Task description
List all lines of the data that include the string "HDTune".

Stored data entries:
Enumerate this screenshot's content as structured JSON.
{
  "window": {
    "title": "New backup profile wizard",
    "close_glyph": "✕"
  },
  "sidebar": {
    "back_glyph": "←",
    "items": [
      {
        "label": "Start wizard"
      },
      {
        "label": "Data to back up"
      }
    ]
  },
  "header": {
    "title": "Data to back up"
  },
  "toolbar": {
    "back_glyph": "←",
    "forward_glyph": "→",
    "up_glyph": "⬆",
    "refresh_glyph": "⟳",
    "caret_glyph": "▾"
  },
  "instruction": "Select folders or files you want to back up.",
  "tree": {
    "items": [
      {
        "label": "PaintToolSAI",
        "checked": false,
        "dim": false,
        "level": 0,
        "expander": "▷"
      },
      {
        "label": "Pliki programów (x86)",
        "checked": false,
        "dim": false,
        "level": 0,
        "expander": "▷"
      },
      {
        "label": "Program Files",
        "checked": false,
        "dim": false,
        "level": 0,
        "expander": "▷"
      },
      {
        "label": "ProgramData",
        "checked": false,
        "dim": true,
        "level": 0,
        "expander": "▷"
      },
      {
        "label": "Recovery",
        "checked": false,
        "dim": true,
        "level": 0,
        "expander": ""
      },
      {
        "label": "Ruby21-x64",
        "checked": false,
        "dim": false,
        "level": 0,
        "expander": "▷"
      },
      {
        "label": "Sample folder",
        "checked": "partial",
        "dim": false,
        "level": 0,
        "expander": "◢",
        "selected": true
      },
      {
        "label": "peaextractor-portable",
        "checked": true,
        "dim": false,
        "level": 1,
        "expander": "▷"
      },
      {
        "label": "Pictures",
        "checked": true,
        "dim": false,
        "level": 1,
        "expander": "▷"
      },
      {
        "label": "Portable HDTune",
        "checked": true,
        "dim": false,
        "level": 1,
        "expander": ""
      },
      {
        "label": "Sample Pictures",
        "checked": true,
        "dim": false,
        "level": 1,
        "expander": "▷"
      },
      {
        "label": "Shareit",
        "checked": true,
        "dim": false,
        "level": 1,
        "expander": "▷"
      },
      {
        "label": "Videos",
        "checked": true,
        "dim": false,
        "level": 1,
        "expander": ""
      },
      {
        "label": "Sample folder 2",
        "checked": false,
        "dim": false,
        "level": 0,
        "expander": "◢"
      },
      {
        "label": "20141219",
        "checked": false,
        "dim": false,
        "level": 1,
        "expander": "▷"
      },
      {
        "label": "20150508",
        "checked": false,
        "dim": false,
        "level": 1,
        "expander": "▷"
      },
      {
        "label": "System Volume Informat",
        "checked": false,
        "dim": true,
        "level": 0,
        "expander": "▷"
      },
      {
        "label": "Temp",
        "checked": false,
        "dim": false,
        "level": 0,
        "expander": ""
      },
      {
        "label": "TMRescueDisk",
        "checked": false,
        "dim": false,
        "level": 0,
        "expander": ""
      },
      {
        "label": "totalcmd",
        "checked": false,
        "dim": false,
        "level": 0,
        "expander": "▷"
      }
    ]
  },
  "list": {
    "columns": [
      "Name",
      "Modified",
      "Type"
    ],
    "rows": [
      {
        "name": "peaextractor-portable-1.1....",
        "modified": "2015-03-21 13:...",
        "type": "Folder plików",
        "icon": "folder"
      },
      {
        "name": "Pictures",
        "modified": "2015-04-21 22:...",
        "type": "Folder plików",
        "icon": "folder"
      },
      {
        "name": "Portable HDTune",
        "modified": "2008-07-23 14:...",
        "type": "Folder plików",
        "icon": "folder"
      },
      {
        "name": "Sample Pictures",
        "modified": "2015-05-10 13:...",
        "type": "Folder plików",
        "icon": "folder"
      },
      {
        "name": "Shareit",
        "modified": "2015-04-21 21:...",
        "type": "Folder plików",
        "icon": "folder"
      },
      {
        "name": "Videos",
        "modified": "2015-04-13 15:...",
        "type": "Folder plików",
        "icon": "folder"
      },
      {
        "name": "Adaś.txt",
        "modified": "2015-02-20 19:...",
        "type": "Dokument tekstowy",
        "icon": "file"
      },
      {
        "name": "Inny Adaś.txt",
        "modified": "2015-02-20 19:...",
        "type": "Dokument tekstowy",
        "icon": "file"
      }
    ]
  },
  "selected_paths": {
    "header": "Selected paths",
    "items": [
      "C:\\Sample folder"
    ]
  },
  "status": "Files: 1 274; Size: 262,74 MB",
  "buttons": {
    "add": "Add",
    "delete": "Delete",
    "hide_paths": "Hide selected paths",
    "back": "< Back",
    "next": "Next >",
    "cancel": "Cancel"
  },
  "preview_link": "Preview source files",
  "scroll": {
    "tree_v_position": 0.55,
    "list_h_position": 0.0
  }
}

Result for this task
        "label": "Portable HDTune",
        "name": "Portable HDTune",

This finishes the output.